Excerpts from an interface dataset
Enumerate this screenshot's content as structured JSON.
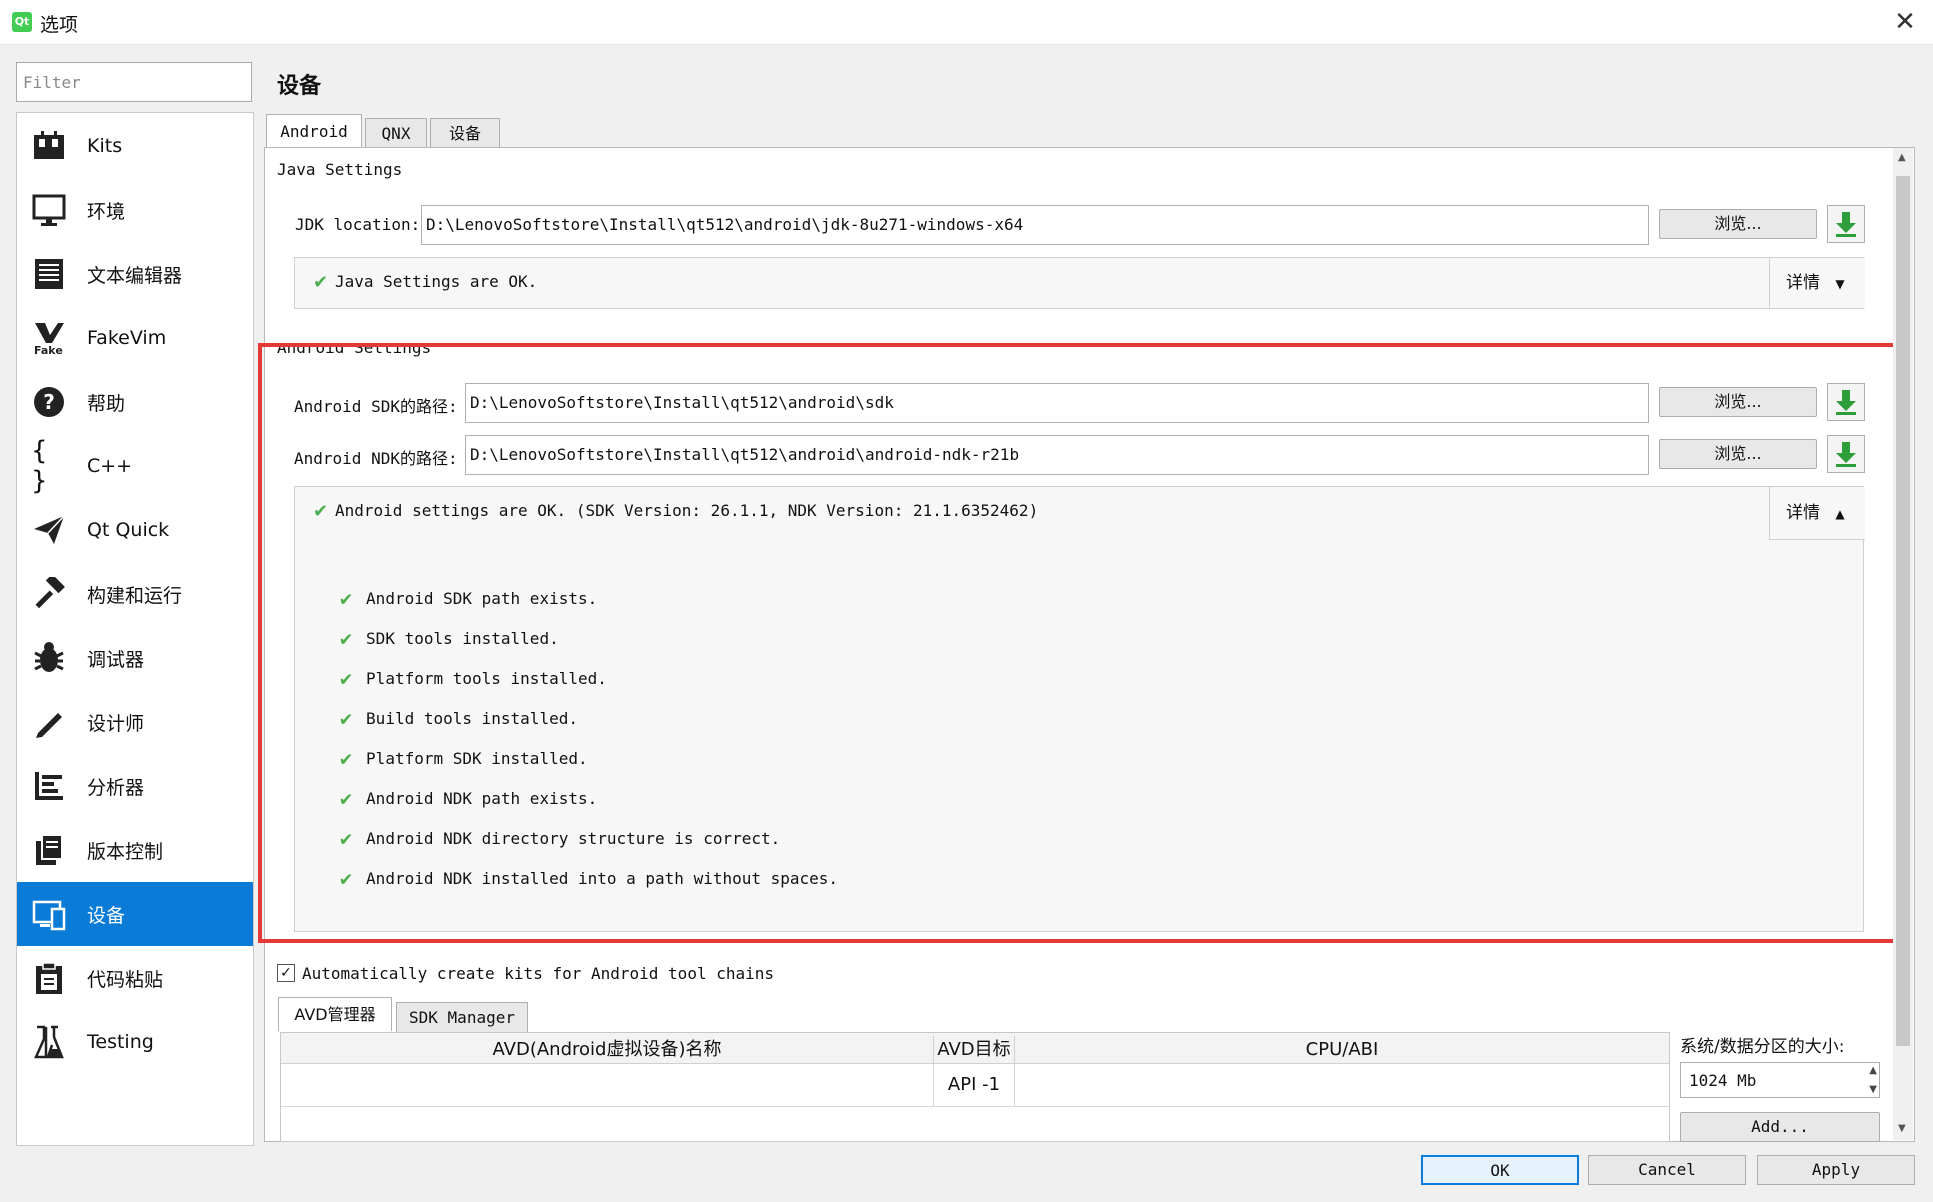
{
  "window": {
    "title": "选项",
    "app_icon_text": "Qt"
  },
  "filter": {
    "placeholder": "Filter"
  },
  "sidebar": {
    "items": [
      {
        "label": "Kits",
        "icon": "kits-icon"
      },
      {
        "label": "环境",
        "icon": "monitor-icon"
      },
      {
        "label": "文本编辑器",
        "icon": "text-editor-icon"
      },
      {
        "label": "FakeVim",
        "icon": "fakevim-icon"
      },
      {
        "label": "帮助",
        "icon": "help-icon"
      },
      {
        "label": "C++",
        "icon": "braces-icon"
      },
      {
        "label": "Qt Quick",
        "icon": "paper-plane-icon"
      },
      {
        "label": "构建和运行",
        "icon": "hammer-icon"
      },
      {
        "label": "调试器",
        "icon": "bug-icon"
      },
      {
        "label": "设计师",
        "icon": "pencil-icon"
      },
      {
        "label": "分析器",
        "icon": "analyzer-icon"
      },
      {
        "label": "版本控制",
        "icon": "version-control-icon"
      },
      {
        "label": "设备",
        "icon": "device-icon"
      },
      {
        "label": "代码粘贴",
        "icon": "clipboard-icon"
      },
      {
        "label": "Testing",
        "icon": "flask-icon"
      }
    ],
    "selected": "设备"
  },
  "page_title": "设备",
  "tabs": [
    "Android",
    "QNX",
    "设备"
  ],
  "java": {
    "group_label": "Java Settings",
    "jdk_label": "JDK location:",
    "jdk_value": "D:\\LenovoSoftstore\\Install\\qt512\\android\\jdk-8u271-windows-x64",
    "browse_label": "浏览...",
    "status": "Java Settings are OK.",
    "details_label": "详情"
  },
  "android": {
    "group_label": "Android Settings",
    "sdk_label": "Android SDK的路径:",
    "sdk_value": "D:\\LenovoSoftstore\\Install\\qt512\\android\\sdk",
    "ndk_label": "Android NDK的路径:",
    "ndk_value": "D:\\LenovoSoftstore\\Install\\qt512\\android\\android-ndk-r21b",
    "browse_label": "浏览...",
    "status": "Android settings are OK. (SDK Version: 26.1.1, NDK Version: 21.1.6352462)",
    "details_label": "详情",
    "checks": [
      "Android SDK path exists.",
      "SDK tools installed.",
      "Platform tools installed.",
      "Build tools installed.",
      "Platform SDK installed.",
      "Android NDK path exists.",
      "Android NDK directory structure is correct.",
      "Android NDK installed into a path without spaces."
    ]
  },
  "auto_kits_label": "Automatically create kits for Android tool chains",
  "avd": {
    "tabs": [
      "AVD管理器",
      "SDK Manager"
    ],
    "columns": [
      "AVD(Android虚拟设备)名称",
      "AVD目标",
      "CPU/ABI"
    ],
    "rows": [
      [
        "",
        "API -1",
        ""
      ]
    ],
    "partition_label": "系统/数据分区的大小:",
    "partition_value": "1024 Mb",
    "add_label": "Add..."
  },
  "buttons": {
    "ok": "OK",
    "cancel": "Cancel",
    "apply": "Apply"
  },
  "colors": {
    "accent": "#0a7bd6",
    "check": "#4caf50",
    "highlight": "#e53935",
    "download": "#2e9e3a"
  }
}
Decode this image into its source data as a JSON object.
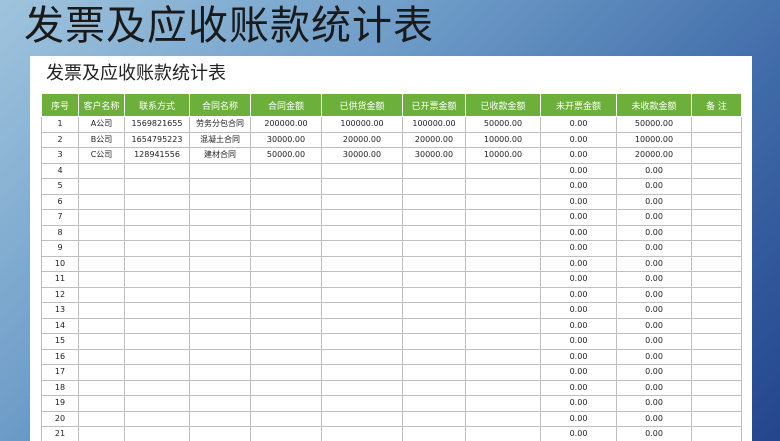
{
  "page": {
    "big_title": "发票及应收账款统计表",
    "sheet_title": "发票及应收账款统计表"
  },
  "colors": {
    "header_green": "#6cb03b",
    "header_text": "#ffffff",
    "background_blue": "#3f6aa8"
  },
  "table": {
    "headers": [
      "序号",
      "客户名称",
      "联系方式",
      "合同名称",
      "合同金额",
      "已供货金额",
      "已开票金额",
      "已收款金额",
      "未开票金额",
      "未收款金额",
      "备 注"
    ],
    "rows": [
      [
        "1",
        "A公司",
        "1569821655",
        "劳务分包合同",
        "200000.00",
        "100000.00",
        "100000.00",
        "50000.00",
        "0.00",
        "50000.00",
        ""
      ],
      [
        "2",
        "B公司",
        "1654795223",
        "混凝土合同",
        "30000.00",
        "20000.00",
        "20000.00",
        "10000.00",
        "0.00",
        "10000.00",
        ""
      ],
      [
        "3",
        "C公司",
        "128941556",
        "建材合同",
        "50000.00",
        "30000.00",
        "30000.00",
        "10000.00",
        "0.00",
        "20000.00",
        ""
      ],
      [
        "4",
        "",
        "",
        "",
        "",
        "",
        "",
        "",
        "0.00",
        "0.00",
        ""
      ],
      [
        "5",
        "",
        "",
        "",
        "",
        "",
        "",
        "",
        "0.00",
        "0.00",
        ""
      ],
      [
        "6",
        "",
        "",
        "",
        "",
        "",
        "",
        "",
        "0.00",
        "0.00",
        ""
      ],
      [
        "7",
        "",
        "",
        "",
        "",
        "",
        "",
        "",
        "0.00",
        "0.00",
        ""
      ],
      [
        "8",
        "",
        "",
        "",
        "",
        "",
        "",
        "",
        "0.00",
        "0.00",
        ""
      ],
      [
        "9",
        "",
        "",
        "",
        "",
        "",
        "",
        "",
        "0.00",
        "0.00",
        ""
      ],
      [
        "10",
        "",
        "",
        "",
        "",
        "",
        "",
        "",
        "0.00",
        "0.00",
        ""
      ],
      [
        "11",
        "",
        "",
        "",
        "",
        "",
        "",
        "",
        "0.00",
        "0.00",
        ""
      ],
      [
        "12",
        "",
        "",
        "",
        "",
        "",
        "",
        "",
        "0.00",
        "0.00",
        ""
      ],
      [
        "13",
        "",
        "",
        "",
        "",
        "",
        "",
        "",
        "0.00",
        "0.00",
        ""
      ],
      [
        "14",
        "",
        "",
        "",
        "",
        "",
        "",
        "",
        "0.00",
        "0.00",
        ""
      ],
      [
        "15",
        "",
        "",
        "",
        "",
        "",
        "",
        "",
        "0.00",
        "0.00",
        ""
      ],
      [
        "16",
        "",
        "",
        "",
        "",
        "",
        "",
        "",
        "0.00",
        "0.00",
        ""
      ],
      [
        "17",
        "",
        "",
        "",
        "",
        "",
        "",
        "",
        "0.00",
        "0.00",
        ""
      ],
      [
        "18",
        "",
        "",
        "",
        "",
        "",
        "",
        "",
        "0.00",
        "0.00",
        ""
      ],
      [
        "19",
        "",
        "",
        "",
        "",
        "",
        "",
        "",
        "0.00",
        "0.00",
        ""
      ],
      [
        "20",
        "",
        "",
        "",
        "",
        "",
        "",
        "",
        "0.00",
        "0.00",
        ""
      ],
      [
        "21",
        "",
        "",
        "",
        "",
        "",
        "",
        "",
        "0.00",
        "0.00",
        ""
      ]
    ]
  }
}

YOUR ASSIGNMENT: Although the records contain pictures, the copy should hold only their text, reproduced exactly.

FINISHED TASK:
Enumerate this screenshot's content as structured JSON.
{
  "window": {
    "title": "选项",
    "app_icon_text": "Qt"
  },
  "filter": {
    "placeholder": "Filter"
  },
  "sidebar": {
    "items": [
      {
        "label": "Kits",
        "icon": "kits-icon"
      },
      {
        "label": "环境",
        "icon": "monitor-icon"
      },
      {
        "label": "文本编辑器",
        "icon": "text-editor-icon"
      },
      {
        "label": "FakeVim",
        "icon": "fakevim-icon"
      },
      {
        "label": "帮助",
        "icon": "help-icon"
      },
      {
        "label": "C++",
        "icon": "braces-icon"
      },
      {
        "label": "Qt Quick",
        "icon": "paper-plane-icon"
      },
      {
        "label": "构建和运行",
        "icon": "hammer-icon"
      },
      {
        "label": "调试器",
        "icon": "bug-icon"
      },
      {
        "label": "设计师",
        "icon": "pencil-icon"
      },
      {
        "label": "分析器",
        "icon": "analyzer-icon"
      },
      {
        "label": "版本控制",
        "icon": "version-control-icon"
      },
      {
        "label": "设备",
        "icon": "device-icon"
      },
      {
        "label": "代码粘贴",
        "icon": "clipboard-icon"
      },
      {
        "label": "Testing",
        "icon": "flask-icon"
      }
    ],
    "selected": "设备"
  },
  "page_title": "设备",
  "tabs": [
    "Android",
    "QNX",
    "设备"
  ],
  "java": {
    "group_label": "Java Settings",
    "jdk_label": "JDK location:",
    "jdk_value": "D:\\LenovoSoftstore\\Install\\qt512\\android\\jdk-8u271-windows-x64",
    "browse_label": "浏览...",
    "status": "Java Settings are OK.",
    "details_label": "详情"
  },
  "android": {
    "group_label": "Android Settings",
    "sdk_label": "Android SDK的路径:",
    "sdk_value": "D:\\LenovoSoftstore\\Install\\qt512\\android\\sdk",
    "ndk_label": "Android NDK的路径:",
    "ndk_value": "D:\\LenovoSoftstore\\Install\\qt512\\android\\android-ndk-r21b",
    "browse_label": "浏览...",
    "status": "Android settings are OK. (SDK Version: 26.1.1, NDK Version: 21.1.6352462)",
    "details_label": "详情",
    "checks": [
      "Android SDK path exists.",
      "SDK tools installed.",
      "Platform tools installed.",
      "Build tools installed.",
      "Platform SDK installed.",
      "Android NDK path exists.",
      "Android NDK directory structure is correct.",
      "Android NDK installed into a path without spaces."
    ]
  },
  "auto_kits_label": "Automatically create kits for Android tool chains",
  "avd": {
    "tabs": [
      "AVD管理器",
      "SDK Manager"
    ],
    "columns": [
      "AVD(Android虚拟设备)名称",
      "AVD目标",
      "CPU/ABI"
    ],
    "rows": [
      [
        "",
        "API -1",
        ""
      ]
    ],
    "partition_label": "系统/数据分区的大小:",
    "partition_value": "1024 Mb",
    "add_label": "Add..."
  },
  "buttons": {
    "ok": "OK",
    "cancel": "Cancel",
    "apply": "Apply"
  },
  "colors": {
    "accent": "#0a7bd6",
    "check": "#4caf50",
    "highlight": "#e53935",
    "download": "#2e9e3a"
  }
}
Decode this image into its source data as a JSON object.
{
  "page": {
    "big_title": "发票及应收账款统计表",
    "sheet_title": "发票及应收账款统计表"
  },
  "colors": {
    "header_green": "#6cb03b",
    "header_text": "#ffffff",
    "background_blue": "#3f6aa8"
  },
  "table": {
    "headers": [
      "序号",
      "客户名称",
      "联系方式",
      "合同名称",
      "合同金额",
      "已供货金额",
      "已开票金额",
      "已收款金额",
      "未开票金额",
      "未收款金额",
      "备 注"
    ],
    "rows": [
      [
        "1",
        "A公司",
        "1569821655",
        "劳务分包合同",
        "200000.00",
        "100000.00",
        "100000.00",
        "50000.00",
        "0.00",
        "50000.00",
        ""
      ],
      [
        "2",
        "B公司",
        "1654795223",
        "混凝土合同",
        "30000.00",
        "20000.00",
        "20000.00",
        "10000.00",
        "0.00",
        "10000.00",
        ""
      ],
      [
        "3",
        "C公司",
        "128941556",
        "建材合同",
        "50000.00",
        "30000.00",
        "30000.00",
        "10000.00",
        "0.00",
        "20000.00",
        ""
      ],
      [
        "4",
        "",
        "",
        "",
        "",
        "",
        "",
        "",
        "0.00",
        "0.00",
        ""
      ],
      [
        "5",
        "",
        "",
        "",
        "",
        "",
        "",
        "",
        "0.00",
        "0.00",
        ""
      ],
      [
        "6",
        "",
        "",
        "",
        "",
        "",
        "",
        "",
        "0.00",
        "0.00",
        ""
      ],
      [
        "7",
        "",
        "",
        "",
        "",
        "",
        "",
        "",
        "0.00",
        "0.00",
        ""
      ],
      [
        "8",
        "",
        "",
        "",
        "",
        "",
        "",
        "",
        "0.00",
        "0.00",
        ""
      ],
      [
        "9",
        "",
        "",
        "",
        "",
        "",
        "",
        "",
        "0.00",
        "0.00",
        ""
      ],
      [
        "10",
        "",
        "",
        "",
        "",
        "",
        "",
        "",
        "0.00",
        "0.00",
        ""
      ],
      [
        "11",
        "",
        "",
        "",
        "",
        "",
        "",
        "",
        "0.00",
        "0.00",
        ""
      ],
      [
        "12",
        "",
        "",
        "",
        "",
        "",
        "",
        "",
        "0.00",
        "0.00",
        ""
      ],
      [
        "13",
        "",
        "",
        "",
        "",
        "",
        "",
        "",
        "0.00",
        "0.00",
        ""
      ],
      [
        "14",
        "",
        "",
        "",
        "",
        "",
        "",
        "",
        "0.00",
        "0.00",
        ""
      ],
      [
        "15",
        "",
        "",
        "",
        "",
        "",
        "",
        "",
        "0.00",
        "0.00",
        ""
      ],
      [
        "16",
        "",
        "",
        "",
        "",
        "",
        "",
        "",
        "0.00",
        "0.00",
        ""
      ],
      [
        "17",
        "",
        "",
        "",
        "",
        "",
        "",
        "",
        "0.00",
        "0.00",
        ""
      ],
      [
        "18",
        "",
        "",
        "",
        "",
        "",
        "",
        "",
        "0.00",
        "0.00",
        ""
      ],
      [
        "19",
        "",
        "",
        "",
        "",
        "",
        "",
        "",
        "0.00",
        "0.00",
        ""
      ],
      [
        "20",
        "",
        "",
        "",
        "",
        "",
        "",
        "",
        "0.00",
        "0.00",
        ""
      ],
      [
        "21",
        "",
        "",
        "",
        "",
        "",
        "",
        "",
        "0.00",
        "0.00",
        ""
      ]
    ]
  }
}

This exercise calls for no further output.